Another feature of this work is the use of a climbing kiln (also known as a wood-fired kiln) instead of a gas kiln. The climbing kiln, invented in Korea during the Yi Dynasty, is designed to maintain a constant high temperature within by dividing the interior of the kiln into chambers and utilizing the slope and other topographical features. These works are the result of the interaction of two elements: the artificial force of technology and the natural force of clay and fire.

In addition to “Taruhanari,” the exhibition also features other vessels fired in a climbing kiln. We hope you will enjoy the colors of the clay itself and the charms of Lee Gee Jo’s works. We look forward to your visit.

A message from Lee Gee Jo

― The Unique Appeal of the White in White Porcelain ―

White is not the color of emptiness or nothingness, but the color of the root, the ultimate color, which already contains all colors from the beginning. The white in white porcelain is not white. It is the natural color of the clay itself. Therefore, it feels gentle, warm, and comfortable, like a mother's bosom. I call it a plain color. You could say "elementary,” as well, similar to the state of taking thread from a silk moth.
The white color of white porcelain is not simply the color of the glaze on the surface, but is beautiful and profound because it comes from deep within the clay. The white of white porcelain is also attractive not only when seen with the eyes, but also when felt with the hands. A deep sensory experience resides from the tactile sensation of the hands and body, not just the eyes. The white of white porcelain allows us to feel the texture of the clay, which is not originally white, with our sense of touch. We are attracted to the form of white porcelain Taruhanari, but we are fascinated by the texture and the clay first.

― Regarding My White Porcelain ―

My white porcelain work began by delving deeply into Joseon white porcelain. While exploring the roots of the formative beauty and prestige of Joseon white porcelain, I attempt to express this aesthetic through a modern reinterpretation. The first is a study of clay and glaze and related materials. The most important issue is to try to bring out the flavor of white porcelain through the firing process. The second is to consider the issue of the utility and function of white porcelain for modern life. The appropriate size, shape, weight, and thickness of each ceramic form will be considered. The third is the formability of white porcelain, which is based on the aesthetic sense of the restrained, profound, yet simple form of Joseon white porcelain.

©Tommaso Gesuato

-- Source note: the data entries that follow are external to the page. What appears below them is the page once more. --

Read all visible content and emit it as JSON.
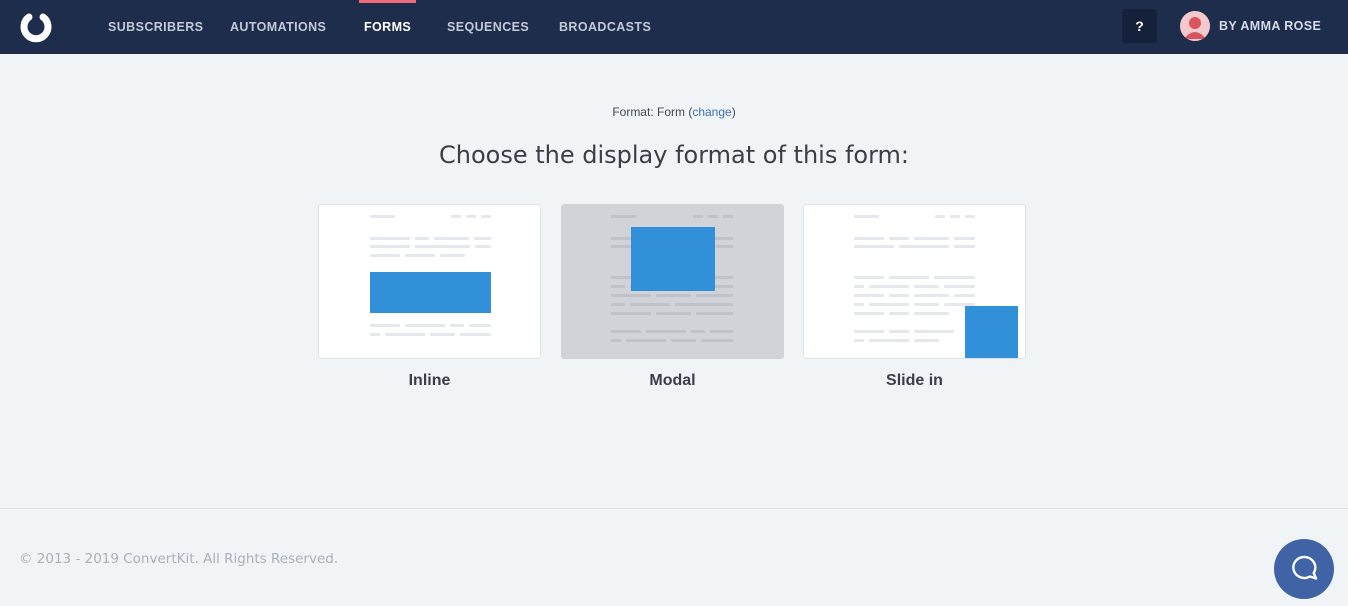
{
  "nav": {
    "items": [
      {
        "label": "SUBSCRIBERS",
        "active": false
      },
      {
        "label": "AUTOMATIONS",
        "active": false
      },
      {
        "label": "FORMS",
        "active": true
      },
      {
        "label": "SEQUENCES",
        "active": false
      },
      {
        "label": "BROADCASTS",
        "active": false
      }
    ],
    "help_label": "?",
    "user_name": "BY AMMA ROSE",
    "accent_color": "#ee6b79",
    "background_color": "#1f2d4d"
  },
  "main": {
    "format_prefix": "Format: Form (",
    "format_link": "change",
    "format_suffix": ")",
    "heading": "Choose the display format of this form:",
    "options": [
      {
        "label": "Inline",
        "selected": false,
        "icon": "inline-form-preview"
      },
      {
        "label": "Modal",
        "selected": true,
        "icon": "modal-form-preview"
      },
      {
        "label": "Slide in",
        "selected": false,
        "icon": "slide-in-form-preview"
      }
    ],
    "preview_blue": "#3190d8"
  },
  "footer": {
    "copyright": "© 2013 - 2019 ConvertKit. All Rights Reserved."
  }
}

    Lee Gee Jo “Material”
    HIN / Arts & Science, Nijodori Kyoto
    July 2nd (Sat.) – July 10th (Sun.) / 11:00 ~ 19:00
    *The shop is closed on Tuesdays
    July 13th (Wed.) – July 24th (Sun.) / 11:00 ~ 19:00
    *The shop is closed on Tuesdays
    Lee Gee Jo is a pioneering modern porcelain artist. Born in 1959, he obtained his master's degree at Seoul National University and now teaches art at Chungnam National University. He lives self-sufficiently by farming and keeping chickens at his home and studio in Anseong. Employing the traditional methods used to produce white porcelain during the Joseon dynasty, Lee Gee Jo designs and creates vessels that are prized for their simplicity and ease of use. His enthusiasm for cooking comes through in the wide variety of vessels in his collection and their suitability for everyday use. Arts & Science has featured his works since 2012.
  • NOTE
    Reservations are not required for this exhibition, but admission may be restricted in case of crowding. We thank you for your understanding.